The War on Science
The March for Science in Washington DC, and in more than 600 cities around the world, was held this year on April 22, Earth Day. Although the organizers proclaimed the march was to support science, in reality, it was clearly a march protesting against President Donald Trump and his anti-science positions. Trump has referred to climate change as a “hoax.” He has supported funding cuts to the National Science Foundation, the National Institute of Health, the Environmental Protection Agency, and other science-related government organizations. This March for Science and related activities were unprecedented for the scientific community.

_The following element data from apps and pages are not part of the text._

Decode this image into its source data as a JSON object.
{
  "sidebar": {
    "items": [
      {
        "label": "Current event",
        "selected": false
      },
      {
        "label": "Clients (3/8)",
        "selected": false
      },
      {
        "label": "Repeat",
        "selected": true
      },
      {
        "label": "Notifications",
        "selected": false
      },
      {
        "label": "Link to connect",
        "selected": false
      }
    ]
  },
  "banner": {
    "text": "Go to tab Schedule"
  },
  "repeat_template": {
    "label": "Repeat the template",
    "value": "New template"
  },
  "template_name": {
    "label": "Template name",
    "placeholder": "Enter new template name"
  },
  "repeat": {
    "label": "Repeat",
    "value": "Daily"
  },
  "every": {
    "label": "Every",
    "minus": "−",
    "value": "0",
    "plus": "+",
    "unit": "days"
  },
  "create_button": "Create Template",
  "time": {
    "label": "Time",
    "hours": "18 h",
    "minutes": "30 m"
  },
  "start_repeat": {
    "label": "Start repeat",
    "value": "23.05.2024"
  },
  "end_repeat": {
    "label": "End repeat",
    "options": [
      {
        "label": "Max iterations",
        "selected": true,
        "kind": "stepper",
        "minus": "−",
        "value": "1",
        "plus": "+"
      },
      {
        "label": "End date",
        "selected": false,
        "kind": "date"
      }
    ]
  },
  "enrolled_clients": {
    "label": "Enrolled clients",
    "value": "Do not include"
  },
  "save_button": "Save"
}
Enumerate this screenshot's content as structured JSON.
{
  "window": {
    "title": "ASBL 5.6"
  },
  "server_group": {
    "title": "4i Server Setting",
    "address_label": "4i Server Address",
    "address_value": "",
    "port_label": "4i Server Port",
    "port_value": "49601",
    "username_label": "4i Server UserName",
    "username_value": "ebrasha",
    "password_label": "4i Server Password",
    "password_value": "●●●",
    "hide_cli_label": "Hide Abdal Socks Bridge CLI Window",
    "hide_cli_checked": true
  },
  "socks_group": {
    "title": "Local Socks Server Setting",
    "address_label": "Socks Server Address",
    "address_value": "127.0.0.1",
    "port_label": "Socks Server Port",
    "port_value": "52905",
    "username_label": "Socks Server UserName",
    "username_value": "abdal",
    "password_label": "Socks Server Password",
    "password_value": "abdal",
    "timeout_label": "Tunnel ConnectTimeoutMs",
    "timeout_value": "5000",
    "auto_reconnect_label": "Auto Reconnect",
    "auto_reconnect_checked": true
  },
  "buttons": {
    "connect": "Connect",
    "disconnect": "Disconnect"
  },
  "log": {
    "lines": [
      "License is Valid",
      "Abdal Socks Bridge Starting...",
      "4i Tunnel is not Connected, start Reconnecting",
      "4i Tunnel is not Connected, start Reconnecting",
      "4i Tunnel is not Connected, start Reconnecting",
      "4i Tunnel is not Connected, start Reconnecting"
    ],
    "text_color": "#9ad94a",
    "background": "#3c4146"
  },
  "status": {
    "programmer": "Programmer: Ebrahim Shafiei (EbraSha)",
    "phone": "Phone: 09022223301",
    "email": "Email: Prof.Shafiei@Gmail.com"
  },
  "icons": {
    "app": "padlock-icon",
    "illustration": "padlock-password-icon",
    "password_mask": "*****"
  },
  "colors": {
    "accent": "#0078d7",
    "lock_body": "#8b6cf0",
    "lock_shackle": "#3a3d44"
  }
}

The current Trump-led attack on science is put into perspective in Shawn Otto’s excellent book, The War on Science, which describes the history of this and other anti-science movements especially in the United States.
One example Otto discusses is William Proxmire, Democratic U. S. Senator from Wisconsin, who established his Golden Fleece Awards for what, in his opinion, was wasteful government spending on scientific research projects. The Proxmire attack on science targeted the United States Department of Defense, Bureau of Land Management, National Park Service, and National Science Foundation. His attacks lasted from 1975 to 1988 creating adverse publicity and reducing public support for scientific research. Fortunately, he retired from his Senate position in 1988 but similar types of “awards” live on with other organizations that condemn government spending of taxpayer money on scientific research.
Anti-science is also still alive and well today in Dayton, Tennessee. Dayton is the location of the 1925 “Monkey Trial” of John Scopes, a science teacher at the local high school. In May 1925, the Tennessee legislature enacted the Butler Act, making it illegal to teach evolution or that man had developed from a lower form of life. To challenge the law, local citizens persuaded Scopes to state that he had taught evolutionary concepts to his high school class.
Scopes was arrested, tried at the Rhea County Courthouse in Dayton in a trial that lasted eleven days, found guilty and fined $100. Williams Jennings Bryan was one of the prosecutors; Clarence Darrow defended Scopes. The verdict against Scopes was later overturned on a technicality, but the Butler Act remained Tennessee law for 42 years until it was finally overturned in 1967. The trial drew newspaper reporters from around the country and was later the focus of the stage play and the Academy Award winning movie Inherit the Wind.
A few years after the trial, Bryan College, an evangelical Christian school named after William Jennings Bryan, was formed and still exists in Dayton today. In 2005 on the 75th anniversary of its founding, the college erected a statue of Bryan and installed it on the lawn of the Rhea County Court House to honor Bryan’s role in the Scopes trial.
This summer, 92 years after the trial and 12 years after the installation of the Bryan statute in Dayton, The American Humanists Association received permission to erect a statue of Clarence Darrow on the courthouse lawn. Because I contributed to the funding of the statute, I was invited to the dedication ceremony. When I arrived in Dayton, June Griffin, the Rhea County Tea Party leader and Pastor of the American Bible Protestant Church was quoted in the local paper objecting to the installation of the Darrow statute. According to the Dayton Times Free Press, she invited the Darrow statue supporters to form a militia and have a fire fight with her and her Christian militia at King’s Mountain.
Despite the threat of violence but with the presence of State and City Police, the Rhea County Sheriff’s Department and plain clothes security, who took the threats seriously, the Darrow statue dedication ceremony was peacefully concluded. I left town convinced that anti-science feelings are still present in Dayton, Tennessee, today as they were in 1925.
Basic scientific research does benefit the public good although the benefits of the research may not be obvious immediately. Mohammad Ahmadpoor and Benjamin F. Jones, both from Northwestern University, found a significant correlation between basic scientific research and the marketplace. Their analysis of 4.8 million patents issued by the U.S, Patent and Trademark Office from 1976 to 2013 and 32 million journal research articles showed that 80% of the most cited research articles through 2013 are linked to a future patent. The Ahmadpoor and Jones data supports the direct link between scientific research and viable patents and should counter the common opinion of the general public and too many politicians that basic scientific research has no practical effect.
The war on science will undoubtedly continue fueled by religious objections and political ideology. Only informed support of science will enable the United States to continue as a world leader in science research rather than a leader in a race to the bottom.